Opinion: Redeclaring North Korea a state sponsor of terror is well-deserved
EDITOR'S NOTE: Boris Epshteyn formerly served as a Senior Advisor to the Trump Campaign and served in the White House as Special Assistant to The President and Assistant Communications Director for Surrogate Operations.
WASHINGTON (Sinclair Broadcast Group) - The United States continues to put pressure on North Korea.
North Korea was originally added to the state sponsors of terror list by President Reagan in 1988 after North Korea organized the murder of four South Korean cabinet members in Burma and bombed a South Korean passenger flight, killing 115 passengers on board.
President George W. Bush removed North Korea from the list as a carrot in enticing the country to stop its nuclear development and destabilizing actions.
That approach has simply not worked. Since then the North Koreans have conducted numerous nuclear tests along with showing off ballistic missile technology. North Korea’s hack of SONY movie studios and assassination of Kim Jong Un’s half brother Kim Jong-Nam in Malaysia using a chemical agent are further recent examples of North Korea’s terroristic actions.
Importantly, President Trump brought up Otto Warmbier when announcing the designation. Otto was a U.S. college student arrested in North Korea and returned to the U.S. in a coma six days before passing away. Evidence suggests that North Korean authorities mistreated Otto while in custody.
A key to this designation is that it enables sanctions not only against those entities which do direct business with North Korea but also businesses and countries which do so indirectly. The goal is to convince countries like china and its related entities to cut off North Korea completely.
Here is the bottom line: the designation of North Korea as a state sponsor of terror is well-deserved.
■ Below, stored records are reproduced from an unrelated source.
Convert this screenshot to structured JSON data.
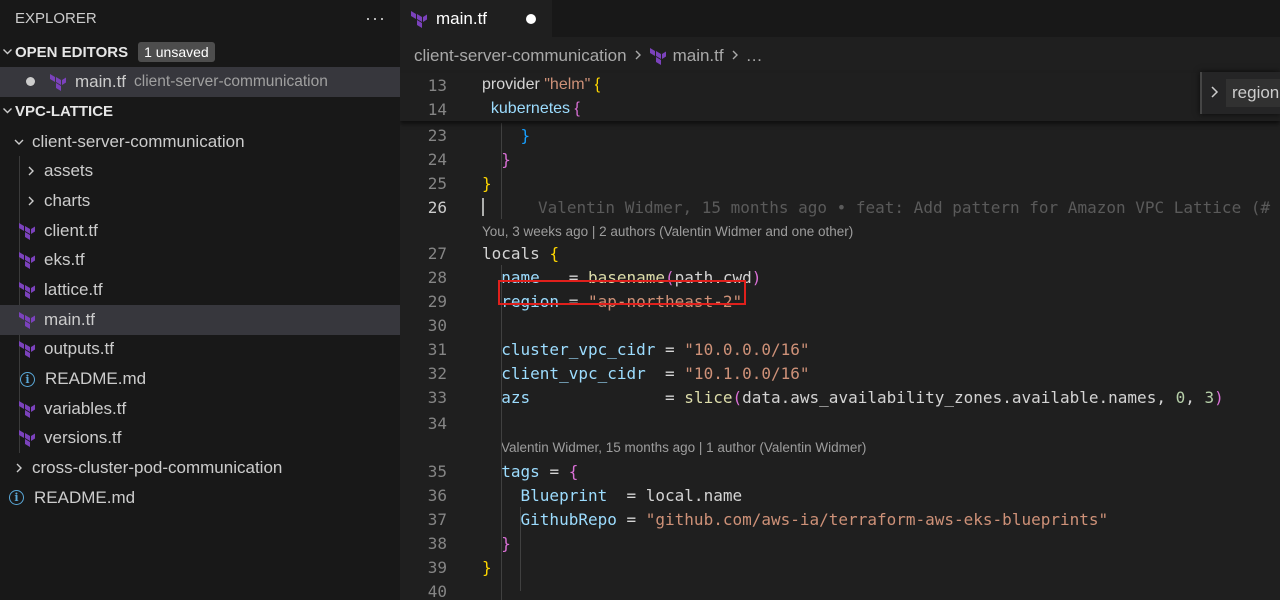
{
  "sidebar": {
    "title": "EXPLORER",
    "more": "···",
    "open_editors": {
      "title": "OPEN EDITORS",
      "badge": "1 unsaved",
      "items": [
        {
          "name": "main.tf",
          "desc": "client-server-communication"
        }
      ]
    },
    "workspace": {
      "title": "VPC-LATTICE",
      "folder": "client-server-communication",
      "children": [
        {
          "label": "assets",
          "kind": "folder"
        },
        {
          "label": "charts",
          "kind": "folder"
        },
        {
          "label": "client.tf",
          "kind": "tf"
        },
        {
          "label": "eks.tf",
          "kind": "tf"
        },
        {
          "label": "lattice.tf",
          "kind": "tf"
        },
        {
          "label": "main.tf",
          "kind": "tf"
        },
        {
          "label": "outputs.tf",
          "kind": "tf"
        },
        {
          "label": "README.md",
          "kind": "info"
        },
        {
          "label": "variables.tf",
          "kind": "tf"
        },
        {
          "label": "versions.tf",
          "kind": "tf"
        }
      ],
      "sibling_folder": "cross-cluster-pod-communication",
      "root_readme": "README.md"
    }
  },
  "editor": {
    "tab": {
      "label": "main.tf",
      "modified": true
    },
    "breadcrumb": {
      "folder": "client-server-communication",
      "file": "main.tf",
      "more": "…"
    },
    "find": {
      "value": "region",
      "toggle": "›"
    },
    "sticky": [
      {
        "num": "13",
        "parts": [
          [
            "provider ",
            "ct"
          ],
          [
            "\"helm\"",
            "str"
          ],
          [
            " ",
            "ct"
          ],
          [
            "{",
            "b1"
          ]
        ]
      },
      {
        "num": "14",
        "parts": [
          [
            "  kubernetes ",
            "kw"
          ],
          [
            "{",
            "b2"
          ]
        ]
      }
    ],
    "lines": [
      {
        "num": "23",
        "parts": [
          [
            "    ",
            "ct"
          ],
          [
            "}",
            "b3"
          ]
        ]
      },
      {
        "num": "24",
        "parts": [
          [
            "  ",
            "ct"
          ],
          [
            "}",
            "b2"
          ]
        ]
      },
      {
        "num": "25",
        "parts": [
          [
            "}",
            "b1"
          ]
        ]
      },
      {
        "num": "26",
        "parts": [],
        "current": true,
        "blame": "Valentin Widmer, 15 months ago • feat: Add pattern for Amazon VPC Lattice (#"
      },
      {
        "lens": "You, 3 weeks ago | 2 authors (Valentin Widmer and one other)"
      },
      {
        "num": "27",
        "parts": [
          [
            "locals ",
            "ct"
          ],
          [
            "{",
            "b1"
          ]
        ]
      },
      {
        "num": "28",
        "parts": [
          [
            "  name   ",
            "kw"
          ],
          [
            "= ",
            "ct"
          ],
          [
            "basename",
            "fn"
          ],
          [
            "(",
            "b2"
          ],
          [
            "path.cwd",
            "ct"
          ],
          [
            ")",
            "b2"
          ]
        ]
      },
      {
        "num": "29",
        "parts": [
          [
            "  region",
            "kw"
          ],
          [
            " = ",
            "ct"
          ],
          [
            "\"ap-northeast-2\"",
            "str"
          ]
        ]
      },
      {
        "num": "30",
        "parts": []
      },
      {
        "num": "31",
        "parts": [
          [
            "  cluster_vpc_cidr ",
            "kw"
          ],
          [
            "= ",
            "ct"
          ],
          [
            "\"10.0.0.0/16\"",
            "str"
          ]
        ]
      },
      {
        "num": "32",
        "parts": [
          [
            "  client_vpc_cidr  ",
            "kw"
          ],
          [
            "= ",
            "ct"
          ],
          [
            "\"10.1.0.0/16\"",
            "str"
          ]
        ]
      },
      {
        "num": "33",
        "parts": [
          [
            "  azs              ",
            "kw"
          ],
          [
            "= ",
            "ct"
          ],
          [
            "slice",
            "fn"
          ],
          [
            "(",
            "b2"
          ],
          [
            "data.aws_availability_zones.available.names, ",
            "ct"
          ],
          [
            "0",
            "num"
          ],
          [
            ", ",
            "ct"
          ],
          [
            "3",
            "num"
          ],
          [
            ")",
            "b2"
          ]
        ]
      },
      {
        "num": "34",
        "parts": []
      },
      {
        "lens": "Valentin Widmer, 15 months ago | 1 author (Valentin Widmer)",
        "indent": true
      },
      {
        "num": "35",
        "parts": [
          [
            "  tags ",
            "kw"
          ],
          [
            "= ",
            "ct"
          ],
          [
            "{",
            "b2"
          ]
        ]
      },
      {
        "num": "36",
        "parts": [
          [
            "    Blueprint  ",
            "kw"
          ],
          [
            "= ",
            "ct"
          ],
          [
            "local.name",
            "ct"
          ]
        ]
      },
      {
        "num": "37",
        "parts": [
          [
            "    GithubRepo ",
            "kw"
          ],
          [
            "= ",
            "ct"
          ],
          [
            "\"github.com/aws-ia/terraform-aws-eks-blueprints\"",
            "str"
          ]
        ]
      },
      {
        "num": "38",
        "parts": [
          [
            "  ",
            "ct"
          ],
          [
            "}",
            "b2"
          ]
        ]
      },
      {
        "num": "39",
        "parts": [
          [
            "}",
            "b1"
          ]
        ]
      },
      {
        "num": "40",
        "parts": []
      }
    ]
  },
  "colors": {
    "highlight_box": "#e0201c",
    "terraform_purple": "#7b42bc"
  }
}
This action is another important step in isolating the rogue state from the international community.